In the present study, we also showed that MβCD decreased α-syn accumulation in vivo and ameliorated the neurodegenerative alterations in tg mice. These effects on α-syn tg mice are consistent with previous studies showing that CDs can rescue the disease phenotype in other in vivo models of neurological disorders, such as Niemann–Pick type C1 disease (NPC1) (Camargo et al. 2001; Yu et al. 2005). NPC1 is a disorder characterized by a defect in cholesterol trafficking and metabolism resulting in lysosomal pathology and progressive neurodegeneration (German et al. 2002; Gondre-Lewis et al. 2003; Walkley and Suzuki 2004; Chang et al. 2005; Li et al. 2005). Interestingly, recent studies have shown that α-syn accumulates in the brains of patients with Niemann–Pick disease and in NPC1 mutant mice (Mori et al. 2002; Saito et al. 2004). Together, these studies support the concept of a role of cholesterol metabolism in α-syn accumulation and of MβCD as a potential treatment for disorders with parkinsonism and α-syn accumulation (Camargo et al. 2001; Yu et al. 2005).
Notably, alterations in cholesterol levels have been associated with an increased risk for AD, mainly because cholesterol may participate in the regulation of Aβ production (McLaurin et al. 2002; Yanagisawa 2002; Burns et al. 2003; Michikawa 2003; Hartman 2005) and Aβ has been shown to accumulate in lipid rafts (Wood et al. 2002). Consequently, several cholesterol-reducing drugs, including CDs, are currently being evaluated for the treatment of AD (Simons et al. 1998; Cole et al. 2005). Similarly, it is possible that cholesterol may also play a role in LBD. The evidence in this respect is not yet conclusive; for example, some studies have indicated that α-syn associates with cholesterol-related lipid rafts (Fortin et al. 2004), and have suggested that high levels of cholesterol intake may be associated with increased risk for PD (Johnson et al. 1999). In contrast, a recent study has found that a high intake of unsaturated fatty acids may protect against PD, but no significant association has been found with saturated fat, cholesterol or trans-fat intake (de Lau et al. 2005). Furthermore, the direct effects of high cholesterol levels on α-syn accumulation and membrane structures are not entirely clear and require further investigation.

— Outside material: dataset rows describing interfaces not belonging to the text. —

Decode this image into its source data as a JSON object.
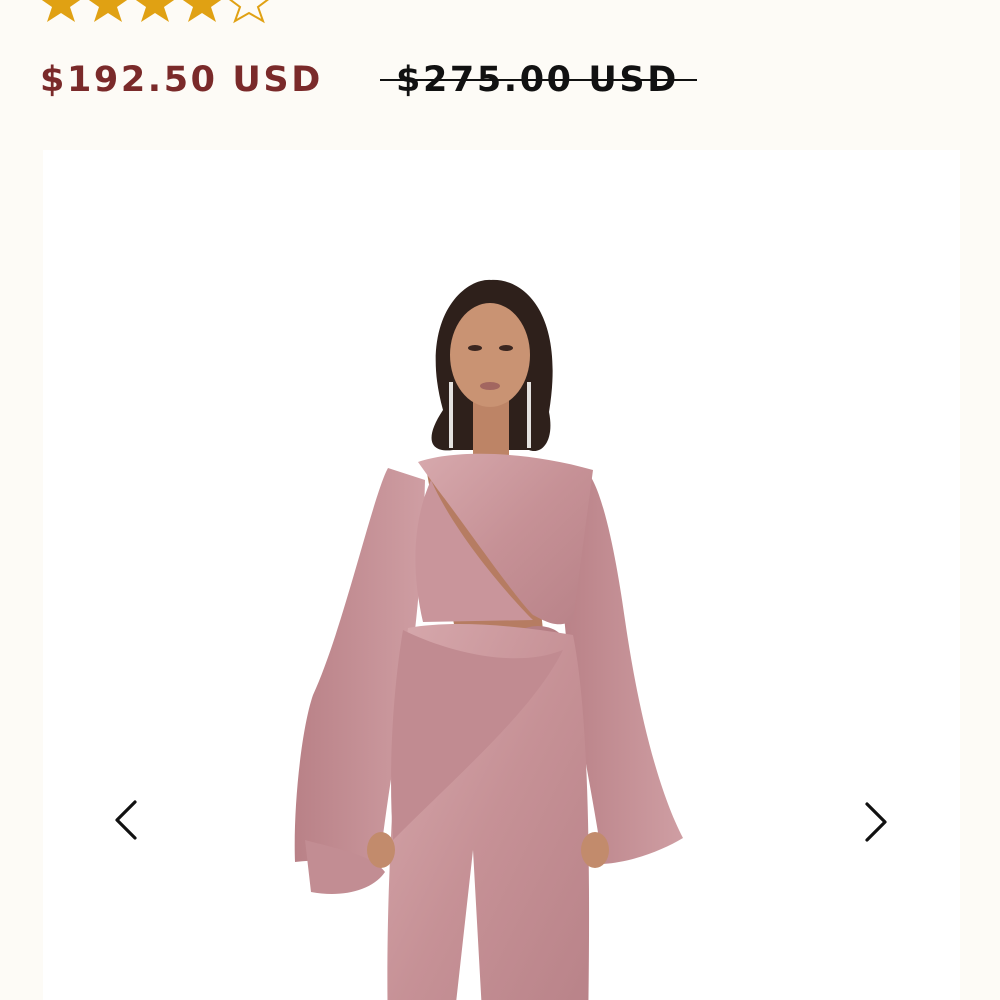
{
  "rating": {
    "value": 4,
    "max": 5,
    "filled_color": "#e0a113",
    "empty_color": "#e0a113"
  },
  "pricing": {
    "sale_price": "$192.50 USD",
    "compare_at_price": "$275.00 USD",
    "sale_color": "#7a2a2a"
  },
  "gallery": {
    "image_description_icon": "product-photo",
    "prev_icon": "chevron-left-icon",
    "next_icon": "chevron-right-icon",
    "product_color": "#c9959c"
  }
}
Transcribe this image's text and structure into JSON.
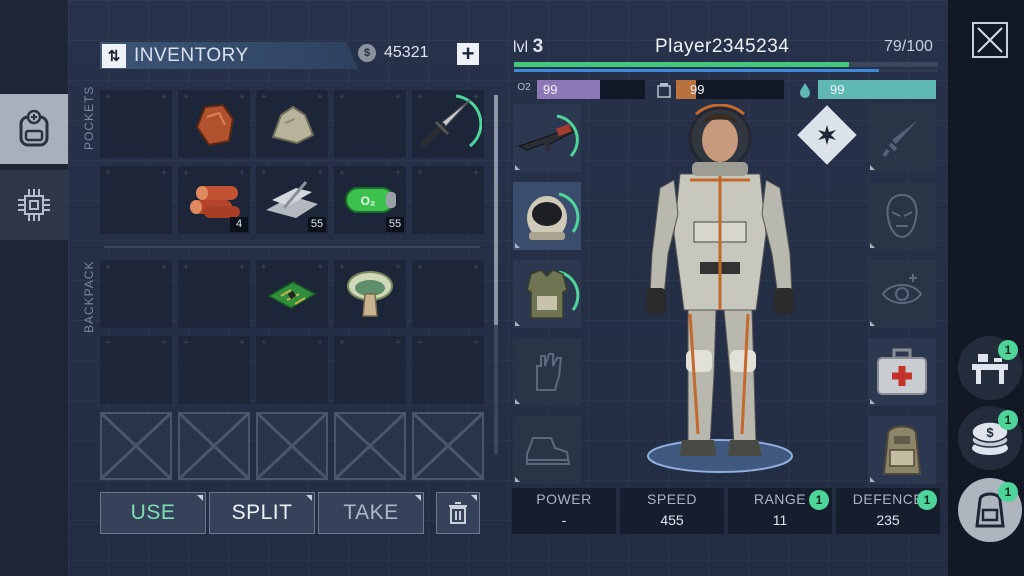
{
  "inventory": {
    "title": "INVENTORY",
    "coins": "45321",
    "coin_symbol": "$",
    "add_symbol": "+",
    "toggle_symbol": "⇅",
    "pockets_label": "POCKETS",
    "backpack_label": "BACKPACK",
    "pockets": [
      {
        "item": "",
        "count": ""
      },
      {
        "item": "ore-icon",
        "count": ""
      },
      {
        "item": "stone-icon",
        "count": ""
      },
      {
        "item": "",
        "count": ""
      },
      {
        "item": "knife-icon",
        "count": ""
      },
      {
        "item": "",
        "count": ""
      },
      {
        "item": "wood-logs-icon",
        "count": "4"
      },
      {
        "item": "scrap-metal-icon",
        "count": "55"
      },
      {
        "item": "oxygen-canister-icon",
        "count": "55"
      },
      {
        "item": "",
        "count": ""
      }
    ],
    "backpack": [
      {
        "item": "",
        "count": ""
      },
      {
        "item": "",
        "count": ""
      },
      {
        "item": "circuit-board-icon",
        "count": ""
      },
      {
        "item": "mushroom-icon",
        "count": ""
      },
      {
        "item": "",
        "count": ""
      },
      {
        "item": "",
        "count": ""
      },
      {
        "item": "",
        "count": ""
      },
      {
        "item": "",
        "count": ""
      },
      {
        "item": "",
        "count": ""
      },
      {
        "item": "",
        "count": ""
      }
    ],
    "locked_slots": 5,
    "actions": {
      "use": "USE",
      "split": "SPLIT",
      "take": "TAKE"
    }
  },
  "character": {
    "level_label": "lvl",
    "level": "3",
    "name": "Player2345234",
    "xp": "79/100",
    "xp_fraction": 0.79,
    "xp2_fraction": 0.86,
    "oxygen": "99",
    "food": "99",
    "water": "99",
    "oxygen_label": "O2",
    "stats": [
      {
        "label": "POWER",
        "value": "-",
        "badge": ""
      },
      {
        "label": "SPEED",
        "value": "455",
        "badge": ""
      },
      {
        "label": "RANGE",
        "value": "11",
        "badge": "1"
      },
      {
        "label": "DEFENCE",
        "value": "235",
        "badge": "1"
      }
    ]
  },
  "side_buttons": [
    {
      "name": "crafting-button",
      "badge": "1"
    },
    {
      "name": "trade-button",
      "badge": "1"
    },
    {
      "name": "backpack-button",
      "badge": "1"
    }
  ],
  "colors": {
    "accent": "#4fd49a",
    "xp": "#45c77b",
    "oxygen": "#8e77b6",
    "food": "#b9713e",
    "water": "#5fb8b2"
  }
}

In conclusion, the present study has shown that cholesterol depletion by MβCD treatment may decrease the levels of potentially toxic, detergent-insoluble α-syn which associates with the membrane. Although further studies are necessary to elucidate the mechanism of action of CDs and the interaction between α-syn and cholesterol, cholesterol-lowering agents may be considered as potential treatments for PD.